I note that some of the readers of this blog are from Russia and China. I do not know the academic system in these countries, just how it works. I do know that in the natural sciences and engineering, there are rather more universal standards for performance, and those countries have very strong traditions in these fields over the last 100+ years. But I also know that in many countries, there is a long history of bias and preferences that have little to do with the work you do, or that demand adherence to particular thoughtways. In the humanities and social sciences, those biases and preferences often play a much larger role.
The crucial point is to be able to do work that is good and respected widely.
(I know very little about doing work that is in accord with the biases and preferences. We know that what was called Jewish Mathematics, and was viewed negatively in Nazi Germany, in fact was the future of mathematics--so destroying one of the strongest mathematical cultures. Deutsche Mathematik and Deutsche Physik were dead-ends.)

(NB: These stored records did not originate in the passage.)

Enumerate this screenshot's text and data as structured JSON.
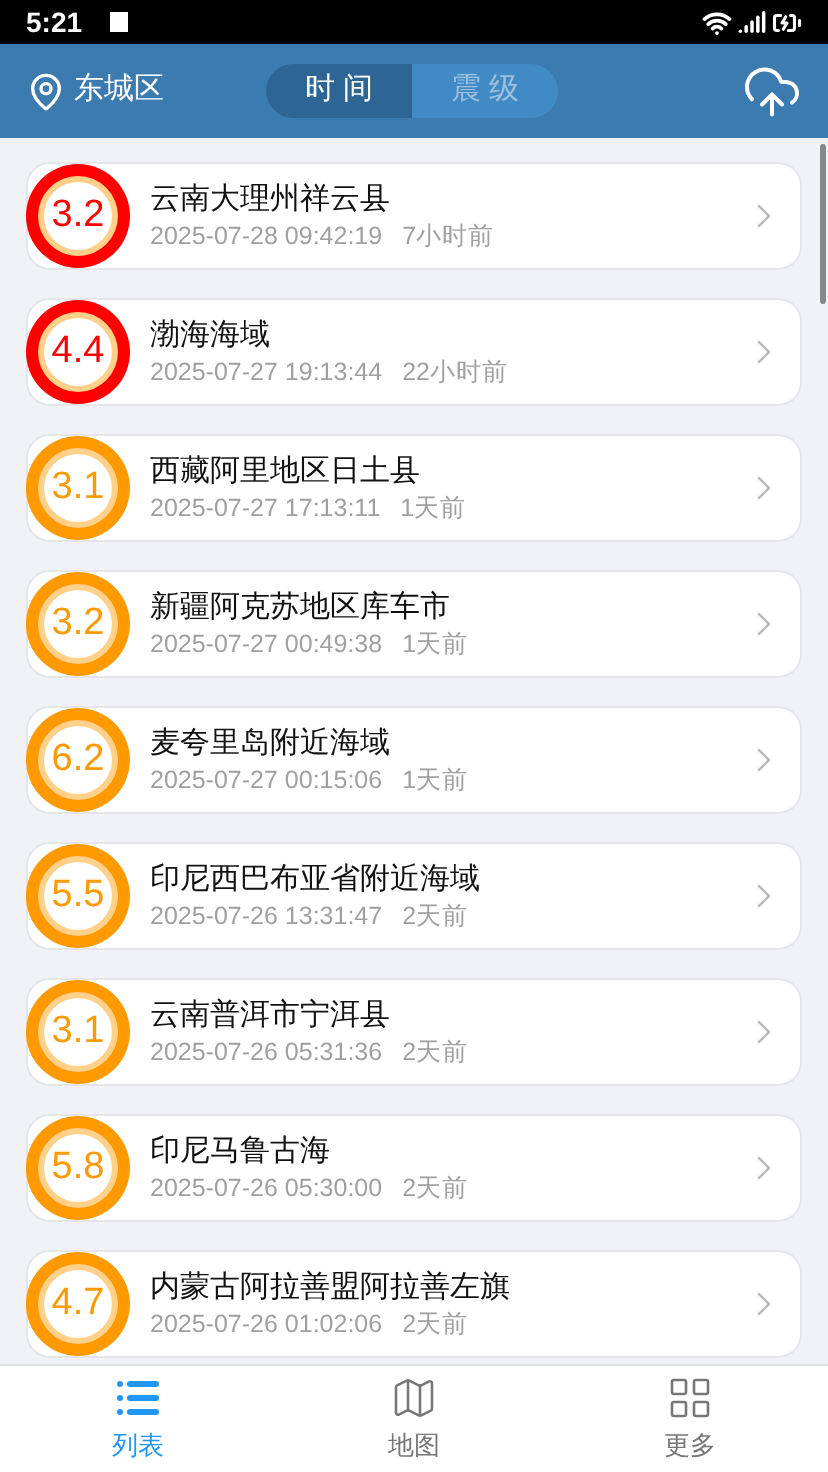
{
  "status_bar": {
    "time": "5:21"
  },
  "header": {
    "location": "东城区",
    "tabs": [
      {
        "label": "时 间",
        "selected": true
      },
      {
        "label": "震 级",
        "selected": false
      }
    ]
  },
  "quakes": [
    {
      "magnitude": "3.2",
      "place": "云南大理州祥云县",
      "time": "2025-07-28 09:42:19",
      "ago": "7小时前",
      "color": "#ff0000"
    },
    {
      "magnitude": "4.4",
      "place": "渤海海域",
      "time": "2025-07-27 19:13:44",
      "ago": "22小时前",
      "color": "#ff0000"
    },
    {
      "magnitude": "3.1",
      "place": "西藏阿里地区日土县",
      "time": "2025-07-27 17:13:11",
      "ago": "1天前",
      "color": "#ff9900"
    },
    {
      "magnitude": "3.2",
      "place": "新疆阿克苏地区库车市",
      "time": "2025-07-27 00:49:38",
      "ago": "1天前",
      "color": "#ff9900"
    },
    {
      "magnitude": "6.2",
      "place": "麦夸里岛附近海域",
      "time": "2025-07-27 00:15:06",
      "ago": "1天前",
      "color": "#ff9900"
    },
    {
      "magnitude": "5.5",
      "place": "印尼西巴布亚省附近海域",
      "time": "2025-07-26 13:31:47",
      "ago": "2天前",
      "color": "#ff9900"
    },
    {
      "magnitude": "3.1",
      "place": "云南普洱市宁洱县",
      "time": "2025-07-26 05:31:36",
      "ago": "2天前",
      "color": "#ff9900"
    },
    {
      "magnitude": "5.8",
      "place": "印尼马鲁古海",
      "time": "2025-07-26 05:30:00",
      "ago": "2天前",
      "color": "#ff9900"
    },
    {
      "magnitude": "4.7",
      "place": "内蒙古阿拉善盟阿拉善左旗",
      "time": "2025-07-26 01:02:06",
      "ago": "2天前",
      "color": "#ff9900"
    }
  ],
  "bottom_nav": [
    {
      "label": "列表",
      "kind": "list",
      "selected": true
    },
    {
      "label": "地图",
      "kind": "map",
      "selected": false
    },
    {
      "label": "更多",
      "kind": "grid",
      "selected": false
    }
  ]
}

As for the Ukraine, I am pleasantly surprised. Especially given the stress the country is experiencing. I was brought up in Brooklyn, New York, at the end of the subway lines, and in my neighborhood there was a very wide range of immigrant ethnic groups intermixed with each other. Ukrainians were part of that mix.
As for France, again I am pleasantly surprised. I know a bit about the French academic world, its hierarchical nature, the doctorat d'état or the habilitation, the grandes écoles, and some of the issues of mass higher education. I hope what I write is useful, but I do not claim to have any particular knowledge of that world.